As the clock ticks toward doomsday for 52 pieces of lead-laced playground equipment in the Erie County parks system, 10 pieces will be saved from the scrap heap, including Cinderella's pumpkin carriage at Akron Falls Park.
A tree house slide and cowboy and fire truck climbers will also be spared at Akron Falls. So will the farmer climber at Ellicott Creek Park.
They are among the items that will be refurbished and made safe as county parks crews continue their purge of playground equipment that has tested positive for lead paint, county parks officials said.
“They’re unique, iconic features in our parks,” said Troy P. Schinzel, the newly appointed Erie County parks commissioner. “For people who grew up near these parks, it really rings a bell. They’re very near and dear to those who grew up in Erie County.”
Schinzel, who was appointed last month by Erie County Executive Mark C. Poloncarz, is overseeing a lead remediation program of playground equipment across six county parks.
In all, 66 total items – mostly swingsets and slides but also picnic tables and shelter trim – are being cut out and scrapped.
A recent report from Erie County Comptroller Stefan I. Mychajliw Jr. revealed lead paint-tainted playground equipment in county parks. An analysis by the county revealed nearly one-quarter of the park’s 258 pieces of playground equipment was found to have various levels of lead paint.

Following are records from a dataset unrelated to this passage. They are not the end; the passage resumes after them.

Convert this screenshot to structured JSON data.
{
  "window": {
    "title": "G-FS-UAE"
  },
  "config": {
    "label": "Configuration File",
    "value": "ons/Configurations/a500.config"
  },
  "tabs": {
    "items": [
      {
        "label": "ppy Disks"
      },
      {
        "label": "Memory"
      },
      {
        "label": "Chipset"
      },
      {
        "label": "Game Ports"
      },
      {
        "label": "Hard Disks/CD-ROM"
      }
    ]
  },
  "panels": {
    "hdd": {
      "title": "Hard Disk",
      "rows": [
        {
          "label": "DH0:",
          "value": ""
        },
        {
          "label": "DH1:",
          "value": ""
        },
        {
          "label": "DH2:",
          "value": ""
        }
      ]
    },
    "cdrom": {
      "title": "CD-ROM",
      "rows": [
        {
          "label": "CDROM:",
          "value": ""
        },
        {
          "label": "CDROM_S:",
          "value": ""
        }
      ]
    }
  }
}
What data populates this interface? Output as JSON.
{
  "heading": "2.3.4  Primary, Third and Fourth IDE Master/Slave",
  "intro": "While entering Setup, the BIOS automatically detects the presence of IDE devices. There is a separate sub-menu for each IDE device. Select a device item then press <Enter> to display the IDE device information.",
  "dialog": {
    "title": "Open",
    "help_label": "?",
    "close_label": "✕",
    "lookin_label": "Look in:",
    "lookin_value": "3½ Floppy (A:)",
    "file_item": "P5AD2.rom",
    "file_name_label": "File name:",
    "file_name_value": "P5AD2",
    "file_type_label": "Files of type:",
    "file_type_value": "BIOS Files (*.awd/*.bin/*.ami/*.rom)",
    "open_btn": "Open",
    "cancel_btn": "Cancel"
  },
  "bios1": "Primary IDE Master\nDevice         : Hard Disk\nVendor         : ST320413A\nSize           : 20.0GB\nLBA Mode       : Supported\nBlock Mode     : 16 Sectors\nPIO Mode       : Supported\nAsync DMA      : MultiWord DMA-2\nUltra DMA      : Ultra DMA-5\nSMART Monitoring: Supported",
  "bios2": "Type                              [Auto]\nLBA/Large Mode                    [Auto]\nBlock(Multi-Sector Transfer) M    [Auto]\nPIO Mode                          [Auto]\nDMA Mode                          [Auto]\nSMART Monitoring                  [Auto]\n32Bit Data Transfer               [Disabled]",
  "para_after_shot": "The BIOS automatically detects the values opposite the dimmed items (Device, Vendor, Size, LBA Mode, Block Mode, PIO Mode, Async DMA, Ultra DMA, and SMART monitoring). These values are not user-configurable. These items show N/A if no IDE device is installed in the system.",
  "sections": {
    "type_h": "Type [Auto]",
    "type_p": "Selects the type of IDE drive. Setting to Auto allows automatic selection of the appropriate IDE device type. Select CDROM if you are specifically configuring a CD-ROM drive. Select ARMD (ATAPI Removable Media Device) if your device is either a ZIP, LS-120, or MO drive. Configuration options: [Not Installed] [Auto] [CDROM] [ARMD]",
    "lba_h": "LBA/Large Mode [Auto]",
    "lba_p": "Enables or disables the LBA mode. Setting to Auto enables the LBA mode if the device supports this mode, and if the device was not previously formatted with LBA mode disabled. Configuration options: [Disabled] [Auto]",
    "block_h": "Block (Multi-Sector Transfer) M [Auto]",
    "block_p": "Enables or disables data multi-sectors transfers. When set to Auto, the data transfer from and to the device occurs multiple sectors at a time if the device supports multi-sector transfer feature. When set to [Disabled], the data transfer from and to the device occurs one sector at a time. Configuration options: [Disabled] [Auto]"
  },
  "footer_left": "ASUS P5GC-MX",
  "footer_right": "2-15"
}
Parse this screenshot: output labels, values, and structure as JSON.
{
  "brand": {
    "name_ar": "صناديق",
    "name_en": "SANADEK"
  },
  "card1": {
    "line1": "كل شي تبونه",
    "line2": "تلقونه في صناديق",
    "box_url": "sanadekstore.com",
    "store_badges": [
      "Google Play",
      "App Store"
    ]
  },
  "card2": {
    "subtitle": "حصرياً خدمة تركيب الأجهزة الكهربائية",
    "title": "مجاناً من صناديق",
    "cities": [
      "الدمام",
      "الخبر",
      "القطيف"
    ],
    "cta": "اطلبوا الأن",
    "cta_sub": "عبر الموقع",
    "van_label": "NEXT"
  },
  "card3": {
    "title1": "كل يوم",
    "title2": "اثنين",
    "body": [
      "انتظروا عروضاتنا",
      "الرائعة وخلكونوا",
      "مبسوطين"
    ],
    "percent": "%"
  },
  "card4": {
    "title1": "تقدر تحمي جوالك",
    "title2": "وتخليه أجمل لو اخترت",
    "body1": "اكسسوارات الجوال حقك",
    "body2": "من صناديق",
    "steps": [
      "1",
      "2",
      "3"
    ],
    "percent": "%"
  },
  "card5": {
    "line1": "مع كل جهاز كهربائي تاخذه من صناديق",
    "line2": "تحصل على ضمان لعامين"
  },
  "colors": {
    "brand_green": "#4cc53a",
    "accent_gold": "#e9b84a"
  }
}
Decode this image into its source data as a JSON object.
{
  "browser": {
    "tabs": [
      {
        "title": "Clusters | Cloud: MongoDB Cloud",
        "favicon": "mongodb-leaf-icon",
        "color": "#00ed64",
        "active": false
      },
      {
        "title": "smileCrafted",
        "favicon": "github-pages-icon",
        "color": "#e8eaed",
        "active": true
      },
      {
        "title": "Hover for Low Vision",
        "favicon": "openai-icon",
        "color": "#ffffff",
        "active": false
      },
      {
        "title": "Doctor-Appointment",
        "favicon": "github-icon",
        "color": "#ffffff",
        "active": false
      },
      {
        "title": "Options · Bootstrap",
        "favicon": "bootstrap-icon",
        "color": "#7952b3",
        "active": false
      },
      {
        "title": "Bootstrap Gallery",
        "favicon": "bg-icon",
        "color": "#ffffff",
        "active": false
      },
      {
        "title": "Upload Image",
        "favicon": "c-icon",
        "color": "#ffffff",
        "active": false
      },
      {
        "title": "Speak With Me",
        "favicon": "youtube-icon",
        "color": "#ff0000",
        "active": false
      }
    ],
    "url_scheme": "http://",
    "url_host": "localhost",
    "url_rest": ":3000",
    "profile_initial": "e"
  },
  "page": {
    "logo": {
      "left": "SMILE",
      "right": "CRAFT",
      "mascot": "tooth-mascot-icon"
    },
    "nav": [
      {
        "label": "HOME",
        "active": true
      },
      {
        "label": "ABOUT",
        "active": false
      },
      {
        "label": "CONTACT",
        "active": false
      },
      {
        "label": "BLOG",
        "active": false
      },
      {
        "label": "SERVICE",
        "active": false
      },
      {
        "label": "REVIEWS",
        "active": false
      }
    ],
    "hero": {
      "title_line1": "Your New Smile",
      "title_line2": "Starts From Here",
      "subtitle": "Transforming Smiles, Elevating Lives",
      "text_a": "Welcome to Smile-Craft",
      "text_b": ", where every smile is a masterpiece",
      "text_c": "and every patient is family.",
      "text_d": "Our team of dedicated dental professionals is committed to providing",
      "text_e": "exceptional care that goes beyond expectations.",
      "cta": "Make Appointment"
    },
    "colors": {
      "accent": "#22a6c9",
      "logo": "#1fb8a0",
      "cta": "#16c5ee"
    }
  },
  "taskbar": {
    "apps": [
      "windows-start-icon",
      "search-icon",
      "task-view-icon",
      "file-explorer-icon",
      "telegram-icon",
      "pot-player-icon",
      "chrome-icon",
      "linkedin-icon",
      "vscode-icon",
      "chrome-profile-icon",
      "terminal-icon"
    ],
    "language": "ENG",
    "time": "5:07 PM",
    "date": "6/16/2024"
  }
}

After testing and identifying all of the parks equipment, county officials are now embarking on a two-phase process to remove or rehabilitate the contaminated equipment.
Playground equipment deemed worth saving for the sake of heritage and history – like the pumpkin carriage – will be repaired, restored, repainted and made safe to play on. Parks officials estimate such pieces are likely at least a half-century old.
“We choose to keep those,” Schinzel said. “You won’t find them anywhere else.”
“For us, we’re trying where it’s possible to protect our legacy and our heritage,” Schinzel said.
Schinzel said the pieces being saved will be repainted as closely as possible to their original color scheme.
Wondering about “the shoe” climber at Chestnut Ridge Park? It’s staying, too. And it’ll remain just the way it is. It passed the test for lead.
The work will be done through the fall, Schinzel said.
First, crews will remove all of the equipment that’s deemed unfit for public use. Then crews will restore the contaminated equipment the county views as worth protecting.
Erie County officials will spend time over the winter identifying where replacement playground equipment will be installed, Schinzel said.
County crews have already completed work at Sprague Brook Park near Springville and spent this week at Akron Falls Park.
The work has raised questions from the union representing the crew members.
AFSCME Local 1096, the Erie County blue-collar employees union representing those removing the park equipment, expressed concern about whether the workers have been adequately trained, are equipped to deal with the on-the-job lead exposures and if they face a “serious health risk.”
“I do not feel my members have received the proper training to do this work, and I am concerned that the work is starting without a real plan in place to protect their safety,” Richard Canazzi, president of AFSCME Local 1095, wrote Poloncarz this week.
Gary A. Wilson, the county’s Commissioner of Labor Relations, responded for the county with answers to 14 questions posed by the union about training, protective equipment, blood testing and lead levels on the equipment.
“In consultation with the Parks Department, Erie County Health Department and experts in the field of lead contamination, the potential risk for unsafe lead exposure for a project that does not involve encapsulation, such as this, is low,” Wilson responded in a letter to the union.
Besides Cinderella's pumpkin carriage, tree house slide, fire truck and cowboy climbers at Akron Falls, a carousel merry-go-round will also be saved at that park. In addition, a slide at Chestnut Ridge, a swingset and the farmer climber at Ellicott Creek, a teeter-totter at Elma Meadows and a glider frame at Sprague Brook park will remain, county officials said.